The advert aims to “celebrate the honest truth” of the festive season and acknowledge the parts of Christmas that we might not enjoy, but feel obliged to do anyway. It shows the stars facing a series of small dilemmas, such as struggling with decorating and playing family games they don’t particularly enjoy. But, some Brits are not too happy, and are claiming that the ad could ruin Christmas for their children.
According to M&S, each star makes a decision on “which Christmas traditions they’re going to embrace this year (and which ones they’re going to skip)”. In one scene, Ashton uses a baseball bat to take a swing at a toy Elf, sending it over neighbourhoods to Waddingham’s home, just after the latter uses a wood chipper to shred gold and silver paper hats into a burst of glittery confetti.

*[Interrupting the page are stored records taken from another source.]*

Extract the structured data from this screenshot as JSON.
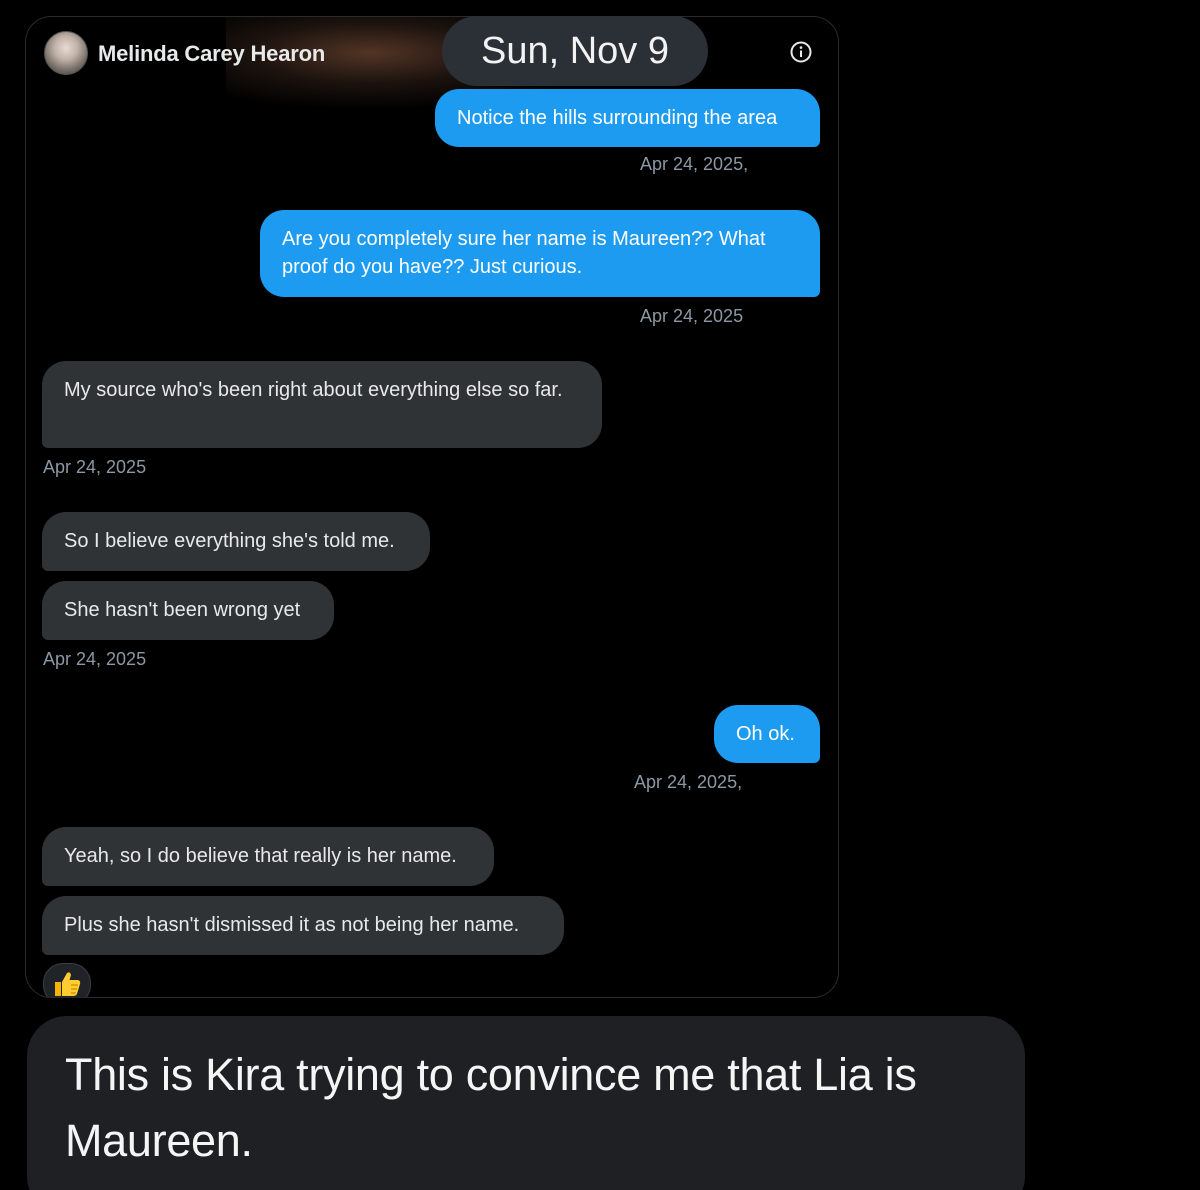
{
  "header": {
    "contact_name": "Melinda Carey Hearon",
    "date_pill": "Sun, Nov 9",
    "info_icon": "info-circle-icon"
  },
  "messages": [
    {
      "direction": "outgoing",
      "text": "Notice the hills surrounding the area",
      "timestamp": "Apr 24, 2025,"
    },
    {
      "direction": "outgoing",
      "text": "Are you completely sure her name is Maureen?? What proof do you have?? Just curious.",
      "timestamp": "Apr 24, 2025"
    },
    {
      "direction": "incoming",
      "text": "My source who's been right about everything else so far.",
      "timestamp": "Apr 24, 2025"
    },
    {
      "direction": "incoming",
      "text": "So I believe everything she's told me."
    },
    {
      "direction": "incoming",
      "text": "She hasn't been wrong yet",
      "timestamp": "Apr 24, 2025"
    },
    {
      "direction": "outgoing",
      "text": "Oh ok.",
      "timestamp": "Apr 24, 2025,"
    },
    {
      "direction": "incoming",
      "text": "Yeah, so I do believe that really is her name."
    },
    {
      "direction": "incoming",
      "text": "Plus she hasn't dismissed it as not being her name."
    }
  ],
  "reaction": {
    "icon": "thumbs-up-icon"
  },
  "caption": {
    "text": "This is Kira trying to convince me that Lia is Maureen."
  },
  "colors": {
    "outgoing_bubble": "#1d9bf0",
    "incoming_bubble": "#2f3336",
    "background": "#000000",
    "caption_box": "#1f2024"
  }
}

At the end of the advert, the Elf lands at Waddingham’s feet. She picks it up and initially appears confused about why it’s there, before glancing at her wood chipper and looking towards the camera with a raised eyebrow, suggesting the elf might be in trouble at Waddingham’s household too.

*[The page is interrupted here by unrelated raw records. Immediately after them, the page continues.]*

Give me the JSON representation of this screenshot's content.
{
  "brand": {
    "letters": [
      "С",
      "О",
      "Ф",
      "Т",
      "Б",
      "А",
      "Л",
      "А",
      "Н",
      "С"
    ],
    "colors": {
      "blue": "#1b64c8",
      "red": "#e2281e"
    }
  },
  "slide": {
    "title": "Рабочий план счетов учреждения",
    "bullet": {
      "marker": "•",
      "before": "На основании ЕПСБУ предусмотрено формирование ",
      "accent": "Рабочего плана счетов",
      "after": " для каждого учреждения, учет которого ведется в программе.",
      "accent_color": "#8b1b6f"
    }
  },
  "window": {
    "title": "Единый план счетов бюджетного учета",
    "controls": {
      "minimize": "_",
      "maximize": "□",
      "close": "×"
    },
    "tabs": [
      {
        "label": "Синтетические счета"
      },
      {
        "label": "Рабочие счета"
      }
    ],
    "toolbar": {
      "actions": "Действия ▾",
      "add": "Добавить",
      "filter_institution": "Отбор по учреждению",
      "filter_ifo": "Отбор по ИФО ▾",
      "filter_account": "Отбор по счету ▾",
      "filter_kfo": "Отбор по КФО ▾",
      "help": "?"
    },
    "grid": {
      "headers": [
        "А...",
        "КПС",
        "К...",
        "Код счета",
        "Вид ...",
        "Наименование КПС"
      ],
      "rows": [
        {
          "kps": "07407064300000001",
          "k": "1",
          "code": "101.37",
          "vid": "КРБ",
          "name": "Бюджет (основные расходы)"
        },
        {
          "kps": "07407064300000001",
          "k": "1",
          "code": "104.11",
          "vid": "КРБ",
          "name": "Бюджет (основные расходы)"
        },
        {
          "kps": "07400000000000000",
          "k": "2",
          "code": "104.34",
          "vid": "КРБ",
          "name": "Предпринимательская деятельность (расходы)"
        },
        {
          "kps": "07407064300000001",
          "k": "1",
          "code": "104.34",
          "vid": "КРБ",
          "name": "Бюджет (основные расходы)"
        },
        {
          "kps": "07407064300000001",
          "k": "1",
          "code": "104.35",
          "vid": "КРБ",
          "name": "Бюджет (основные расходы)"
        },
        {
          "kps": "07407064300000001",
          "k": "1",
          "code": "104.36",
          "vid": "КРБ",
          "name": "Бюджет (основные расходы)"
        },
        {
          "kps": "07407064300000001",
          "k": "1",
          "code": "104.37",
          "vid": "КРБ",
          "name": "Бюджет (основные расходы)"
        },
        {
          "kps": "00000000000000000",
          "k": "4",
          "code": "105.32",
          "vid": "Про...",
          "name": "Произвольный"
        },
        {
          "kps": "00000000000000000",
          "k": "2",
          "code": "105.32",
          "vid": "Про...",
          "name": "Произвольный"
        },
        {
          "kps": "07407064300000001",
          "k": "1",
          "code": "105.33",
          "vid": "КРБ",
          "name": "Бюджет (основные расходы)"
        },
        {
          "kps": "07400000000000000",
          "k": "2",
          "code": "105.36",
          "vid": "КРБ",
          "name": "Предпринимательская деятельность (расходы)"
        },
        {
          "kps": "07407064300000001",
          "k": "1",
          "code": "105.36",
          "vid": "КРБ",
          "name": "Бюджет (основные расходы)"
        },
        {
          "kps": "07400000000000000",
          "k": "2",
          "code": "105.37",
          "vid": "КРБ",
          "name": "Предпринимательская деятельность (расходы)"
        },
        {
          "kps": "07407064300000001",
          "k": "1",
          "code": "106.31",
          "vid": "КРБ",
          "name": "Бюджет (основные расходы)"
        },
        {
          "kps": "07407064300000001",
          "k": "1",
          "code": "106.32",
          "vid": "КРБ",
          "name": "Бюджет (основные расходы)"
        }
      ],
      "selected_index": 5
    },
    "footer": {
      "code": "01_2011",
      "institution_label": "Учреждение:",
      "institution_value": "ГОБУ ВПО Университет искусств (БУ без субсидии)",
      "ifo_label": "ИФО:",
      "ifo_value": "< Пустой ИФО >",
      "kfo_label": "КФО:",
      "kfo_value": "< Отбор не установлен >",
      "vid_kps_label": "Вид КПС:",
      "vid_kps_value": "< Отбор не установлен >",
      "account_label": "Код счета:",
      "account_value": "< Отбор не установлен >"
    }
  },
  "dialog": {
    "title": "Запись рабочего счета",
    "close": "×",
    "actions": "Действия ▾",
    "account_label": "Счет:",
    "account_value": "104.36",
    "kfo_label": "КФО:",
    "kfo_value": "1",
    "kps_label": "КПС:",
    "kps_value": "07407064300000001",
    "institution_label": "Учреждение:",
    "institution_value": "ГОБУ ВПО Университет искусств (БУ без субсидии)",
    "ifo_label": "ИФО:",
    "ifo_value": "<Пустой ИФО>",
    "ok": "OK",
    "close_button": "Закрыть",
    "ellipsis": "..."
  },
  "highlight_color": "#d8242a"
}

The Elf’s messy conclusion has struck a nerve among some people, who have complained that the advert could potentially “ruin [elf on a shelf] for thousands of families”. Commenting on the advert on M&S’s Instagram account, one person wrote: “I can imagine lots of children from Elf homes will have lots of awkward questions after seeing this.”
Another said: “Is the M&S message ‘Let’s be selfish and destructive this Christmas?’ Sorry, Not for me.”

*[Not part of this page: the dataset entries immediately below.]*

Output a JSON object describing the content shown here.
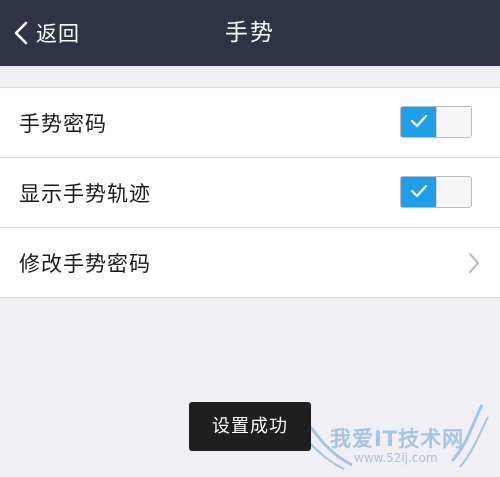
{
  "navbar": {
    "back_label": "返回",
    "title": "手势"
  },
  "settings": {
    "items": [
      {
        "label": "手势密码",
        "control": "toggle",
        "checked": true
      },
      {
        "label": "显示手势轨迹",
        "control": "toggle",
        "checked": true
      },
      {
        "label": "修改手势密码",
        "control": "chevron"
      }
    ]
  },
  "toast": {
    "message": "设置成功"
  },
  "watermark": {
    "text": "我爱IT技术网",
    "url": "www.52ij.com"
  },
  "colors": {
    "navbar_bg": "#2e3445",
    "toggle_on": "#1e9fe8",
    "page_bg": "#efeff4",
    "toast_bg": "#1f1f1f"
  },
  "icons": {
    "back": "chevron-left-icon",
    "check": "check-icon",
    "chevron": "chevron-right-icon"
  }
}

On X, formerly known as Twitter, one person wrote: “Er… is it just me or is that a really mean-spirited ad? The hinted Fargo ending for the Elf on the shelf.”
What is 'Elf on a shelf'?
Elf on a shelf is a tradition for some families which involves parents placing an Elf toy in different places around the house for children to enjoy. It stems from a 2005 children’s story book titled Elf on the Shelf by American author Carol Aebersold and her daughter Chanda Bell. The book explains in rhymes how Santa Claus knows which children are naughty and nice through the Elf on the shelf, who visits children from Thanksgiving until Christmas Eve and watches them, before reporting back to Santa Claus in the North Pole.
The tradition reached the UK in 2013, when official Elf on the Shelf toys arrived on British shores. Since then, it has become a popular Christmas pastime, with parents choosing new places to put the Elf once their children have gone to bed, so that when they wake up, it appears the Elf has magically moved to a different spot from which to watch them.
In reply to customer complaints, M&S said: “Our campaign is targeted at adults and we’re confident that they will take it in the way it is intended - fun, festive, and a cheeky take on those things we love - and don’t love - to do at Christmas time. For any concerned children, the elf in the ad is a prop and not a real, official Elf on the Shelf.”
Responding to another complaint, the retailer added: “We want to empower customers to embrace the traditions they love while recognising that this will be different for everyone - that’s what makes Christmas, Christmas.”